**Extracted information:**
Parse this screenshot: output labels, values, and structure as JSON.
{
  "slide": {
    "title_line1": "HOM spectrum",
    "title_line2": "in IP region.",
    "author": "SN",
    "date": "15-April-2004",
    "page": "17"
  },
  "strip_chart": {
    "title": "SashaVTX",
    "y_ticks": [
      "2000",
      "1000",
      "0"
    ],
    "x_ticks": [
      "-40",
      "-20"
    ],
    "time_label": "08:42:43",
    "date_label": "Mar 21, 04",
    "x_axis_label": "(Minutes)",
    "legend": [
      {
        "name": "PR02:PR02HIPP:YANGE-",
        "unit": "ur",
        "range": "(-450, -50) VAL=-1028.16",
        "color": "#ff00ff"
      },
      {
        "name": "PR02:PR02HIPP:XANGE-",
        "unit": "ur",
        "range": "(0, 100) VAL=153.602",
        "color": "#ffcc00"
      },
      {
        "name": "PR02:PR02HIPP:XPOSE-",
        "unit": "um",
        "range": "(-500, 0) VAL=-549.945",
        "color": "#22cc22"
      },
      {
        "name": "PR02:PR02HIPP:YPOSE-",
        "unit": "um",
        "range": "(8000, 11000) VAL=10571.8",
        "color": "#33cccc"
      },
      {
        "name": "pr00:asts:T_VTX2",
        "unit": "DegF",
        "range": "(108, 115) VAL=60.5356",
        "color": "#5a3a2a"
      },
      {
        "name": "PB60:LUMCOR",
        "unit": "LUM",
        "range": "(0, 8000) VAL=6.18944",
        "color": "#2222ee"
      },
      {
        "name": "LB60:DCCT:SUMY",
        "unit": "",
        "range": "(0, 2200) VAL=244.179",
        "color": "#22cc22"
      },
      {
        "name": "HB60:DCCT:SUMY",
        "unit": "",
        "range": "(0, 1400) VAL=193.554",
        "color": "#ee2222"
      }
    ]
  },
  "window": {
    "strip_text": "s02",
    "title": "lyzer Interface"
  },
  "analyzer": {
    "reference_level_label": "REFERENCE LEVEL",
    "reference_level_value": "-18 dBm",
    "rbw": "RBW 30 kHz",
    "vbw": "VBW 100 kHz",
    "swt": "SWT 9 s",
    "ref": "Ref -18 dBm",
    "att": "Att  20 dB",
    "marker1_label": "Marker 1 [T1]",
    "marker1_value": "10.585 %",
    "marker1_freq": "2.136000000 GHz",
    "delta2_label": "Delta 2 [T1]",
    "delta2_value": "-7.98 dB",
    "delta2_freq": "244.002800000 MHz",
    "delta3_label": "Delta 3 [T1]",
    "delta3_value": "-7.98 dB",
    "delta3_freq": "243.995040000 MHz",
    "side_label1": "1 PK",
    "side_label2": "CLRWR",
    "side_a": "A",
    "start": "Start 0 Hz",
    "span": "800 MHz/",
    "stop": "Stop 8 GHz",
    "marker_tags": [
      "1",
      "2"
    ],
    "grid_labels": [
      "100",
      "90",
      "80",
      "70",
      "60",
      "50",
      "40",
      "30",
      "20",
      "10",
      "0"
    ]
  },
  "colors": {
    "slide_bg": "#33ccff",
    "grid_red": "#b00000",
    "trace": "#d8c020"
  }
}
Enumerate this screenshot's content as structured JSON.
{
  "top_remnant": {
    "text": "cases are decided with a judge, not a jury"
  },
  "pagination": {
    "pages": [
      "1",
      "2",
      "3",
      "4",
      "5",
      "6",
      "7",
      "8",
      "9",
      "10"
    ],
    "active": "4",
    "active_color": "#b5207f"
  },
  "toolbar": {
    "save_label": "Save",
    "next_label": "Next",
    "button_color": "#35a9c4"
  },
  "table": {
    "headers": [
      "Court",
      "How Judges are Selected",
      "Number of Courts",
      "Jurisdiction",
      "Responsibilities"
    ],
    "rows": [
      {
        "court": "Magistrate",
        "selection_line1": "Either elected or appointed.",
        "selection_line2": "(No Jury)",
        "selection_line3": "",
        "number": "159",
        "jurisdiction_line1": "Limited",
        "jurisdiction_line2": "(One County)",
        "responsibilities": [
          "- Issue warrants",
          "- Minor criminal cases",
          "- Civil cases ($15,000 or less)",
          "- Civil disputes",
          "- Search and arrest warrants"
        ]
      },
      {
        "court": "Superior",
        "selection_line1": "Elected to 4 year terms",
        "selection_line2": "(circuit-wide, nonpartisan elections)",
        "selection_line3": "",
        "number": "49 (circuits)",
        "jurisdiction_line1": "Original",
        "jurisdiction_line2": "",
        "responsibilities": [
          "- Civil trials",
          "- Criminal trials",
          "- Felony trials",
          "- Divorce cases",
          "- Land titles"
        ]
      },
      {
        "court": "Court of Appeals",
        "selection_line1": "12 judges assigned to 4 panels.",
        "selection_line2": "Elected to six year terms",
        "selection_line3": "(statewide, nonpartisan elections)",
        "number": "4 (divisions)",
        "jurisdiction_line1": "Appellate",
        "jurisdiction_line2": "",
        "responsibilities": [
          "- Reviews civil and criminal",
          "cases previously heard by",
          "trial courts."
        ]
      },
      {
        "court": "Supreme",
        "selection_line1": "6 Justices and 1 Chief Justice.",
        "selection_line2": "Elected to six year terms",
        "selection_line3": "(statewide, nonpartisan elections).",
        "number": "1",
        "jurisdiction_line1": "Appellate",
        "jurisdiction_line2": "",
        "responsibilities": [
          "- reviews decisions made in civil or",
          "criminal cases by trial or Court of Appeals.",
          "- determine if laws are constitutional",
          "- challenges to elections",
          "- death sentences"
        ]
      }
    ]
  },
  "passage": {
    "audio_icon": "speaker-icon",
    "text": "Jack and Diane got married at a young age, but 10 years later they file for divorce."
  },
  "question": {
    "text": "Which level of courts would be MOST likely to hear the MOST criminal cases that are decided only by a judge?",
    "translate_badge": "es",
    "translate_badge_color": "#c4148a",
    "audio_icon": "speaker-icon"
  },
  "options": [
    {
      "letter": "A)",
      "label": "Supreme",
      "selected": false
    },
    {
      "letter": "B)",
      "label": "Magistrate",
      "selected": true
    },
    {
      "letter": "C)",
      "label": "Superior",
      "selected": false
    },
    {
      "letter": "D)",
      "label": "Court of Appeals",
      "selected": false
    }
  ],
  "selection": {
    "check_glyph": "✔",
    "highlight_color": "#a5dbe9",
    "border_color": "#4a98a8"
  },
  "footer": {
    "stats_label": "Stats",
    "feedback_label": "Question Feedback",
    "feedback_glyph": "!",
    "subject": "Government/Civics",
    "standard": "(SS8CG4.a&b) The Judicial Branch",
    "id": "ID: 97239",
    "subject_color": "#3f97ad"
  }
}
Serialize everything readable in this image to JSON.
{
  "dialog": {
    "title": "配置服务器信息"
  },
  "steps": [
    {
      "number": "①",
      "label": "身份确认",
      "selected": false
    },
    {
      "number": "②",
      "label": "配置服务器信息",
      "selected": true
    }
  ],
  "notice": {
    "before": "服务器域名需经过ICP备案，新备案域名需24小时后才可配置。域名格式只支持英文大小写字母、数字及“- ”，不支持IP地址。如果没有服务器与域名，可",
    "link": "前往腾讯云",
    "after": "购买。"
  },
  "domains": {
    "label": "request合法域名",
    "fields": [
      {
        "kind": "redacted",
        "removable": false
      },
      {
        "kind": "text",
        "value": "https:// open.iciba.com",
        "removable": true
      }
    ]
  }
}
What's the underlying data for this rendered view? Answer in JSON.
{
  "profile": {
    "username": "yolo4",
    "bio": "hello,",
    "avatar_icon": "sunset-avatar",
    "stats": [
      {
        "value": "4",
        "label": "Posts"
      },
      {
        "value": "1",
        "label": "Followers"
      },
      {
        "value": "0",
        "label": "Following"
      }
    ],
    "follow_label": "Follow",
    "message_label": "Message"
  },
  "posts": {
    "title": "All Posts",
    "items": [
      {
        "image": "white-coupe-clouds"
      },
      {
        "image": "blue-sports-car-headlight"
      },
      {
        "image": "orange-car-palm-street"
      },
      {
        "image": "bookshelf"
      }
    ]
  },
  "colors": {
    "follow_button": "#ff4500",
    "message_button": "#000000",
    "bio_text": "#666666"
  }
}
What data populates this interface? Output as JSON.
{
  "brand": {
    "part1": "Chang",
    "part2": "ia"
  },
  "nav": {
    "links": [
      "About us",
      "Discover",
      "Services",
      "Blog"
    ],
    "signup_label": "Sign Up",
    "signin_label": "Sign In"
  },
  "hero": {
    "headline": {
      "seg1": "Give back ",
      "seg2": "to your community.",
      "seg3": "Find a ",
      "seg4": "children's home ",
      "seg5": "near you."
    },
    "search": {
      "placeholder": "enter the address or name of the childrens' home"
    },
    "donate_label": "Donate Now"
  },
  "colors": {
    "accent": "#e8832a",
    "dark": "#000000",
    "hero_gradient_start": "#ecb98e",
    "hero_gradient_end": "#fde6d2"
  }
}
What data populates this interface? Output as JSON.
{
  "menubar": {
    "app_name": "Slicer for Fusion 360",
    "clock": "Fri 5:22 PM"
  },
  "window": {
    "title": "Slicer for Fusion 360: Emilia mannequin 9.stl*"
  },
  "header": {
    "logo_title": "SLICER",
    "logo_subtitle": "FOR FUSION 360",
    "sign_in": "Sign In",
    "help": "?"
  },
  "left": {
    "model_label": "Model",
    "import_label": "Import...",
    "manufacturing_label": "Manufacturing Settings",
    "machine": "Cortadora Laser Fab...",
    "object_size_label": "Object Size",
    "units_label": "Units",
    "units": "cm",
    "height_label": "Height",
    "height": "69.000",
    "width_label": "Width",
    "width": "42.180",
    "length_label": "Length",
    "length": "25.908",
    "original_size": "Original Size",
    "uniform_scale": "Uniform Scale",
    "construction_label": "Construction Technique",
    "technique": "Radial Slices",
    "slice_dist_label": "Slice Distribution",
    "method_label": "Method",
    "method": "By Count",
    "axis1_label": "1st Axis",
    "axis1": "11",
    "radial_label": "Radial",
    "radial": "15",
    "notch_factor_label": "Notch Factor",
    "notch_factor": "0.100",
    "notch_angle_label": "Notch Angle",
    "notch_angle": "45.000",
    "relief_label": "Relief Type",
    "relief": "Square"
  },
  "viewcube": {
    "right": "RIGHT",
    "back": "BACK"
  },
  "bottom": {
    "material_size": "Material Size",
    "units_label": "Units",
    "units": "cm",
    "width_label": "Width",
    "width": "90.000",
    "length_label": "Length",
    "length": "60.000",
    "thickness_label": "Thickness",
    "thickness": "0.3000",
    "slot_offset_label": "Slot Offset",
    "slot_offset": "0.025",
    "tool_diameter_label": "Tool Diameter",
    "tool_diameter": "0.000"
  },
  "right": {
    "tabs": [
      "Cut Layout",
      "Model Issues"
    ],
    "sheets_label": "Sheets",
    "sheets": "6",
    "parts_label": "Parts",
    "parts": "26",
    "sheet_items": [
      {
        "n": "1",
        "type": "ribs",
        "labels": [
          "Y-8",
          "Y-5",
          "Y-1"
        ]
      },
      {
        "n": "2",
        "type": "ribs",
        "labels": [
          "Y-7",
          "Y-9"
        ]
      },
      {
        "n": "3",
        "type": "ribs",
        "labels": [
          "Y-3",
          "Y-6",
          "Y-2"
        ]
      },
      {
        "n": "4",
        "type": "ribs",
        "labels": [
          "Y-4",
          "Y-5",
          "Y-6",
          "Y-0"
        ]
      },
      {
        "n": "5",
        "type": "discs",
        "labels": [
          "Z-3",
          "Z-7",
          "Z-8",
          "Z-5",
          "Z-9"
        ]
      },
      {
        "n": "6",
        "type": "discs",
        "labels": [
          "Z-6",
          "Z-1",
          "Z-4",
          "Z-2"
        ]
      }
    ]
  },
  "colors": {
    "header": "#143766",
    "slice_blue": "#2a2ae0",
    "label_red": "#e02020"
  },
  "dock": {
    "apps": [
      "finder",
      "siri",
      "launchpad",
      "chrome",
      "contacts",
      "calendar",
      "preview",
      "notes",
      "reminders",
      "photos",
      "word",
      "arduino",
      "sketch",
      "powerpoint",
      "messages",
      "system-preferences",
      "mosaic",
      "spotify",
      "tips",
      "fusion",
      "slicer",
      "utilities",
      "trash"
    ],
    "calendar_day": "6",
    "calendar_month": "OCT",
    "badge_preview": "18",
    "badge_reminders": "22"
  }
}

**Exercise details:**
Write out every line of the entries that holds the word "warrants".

**Your solution:**
          "- Issue warrants",
          "- Search and arrest warrants"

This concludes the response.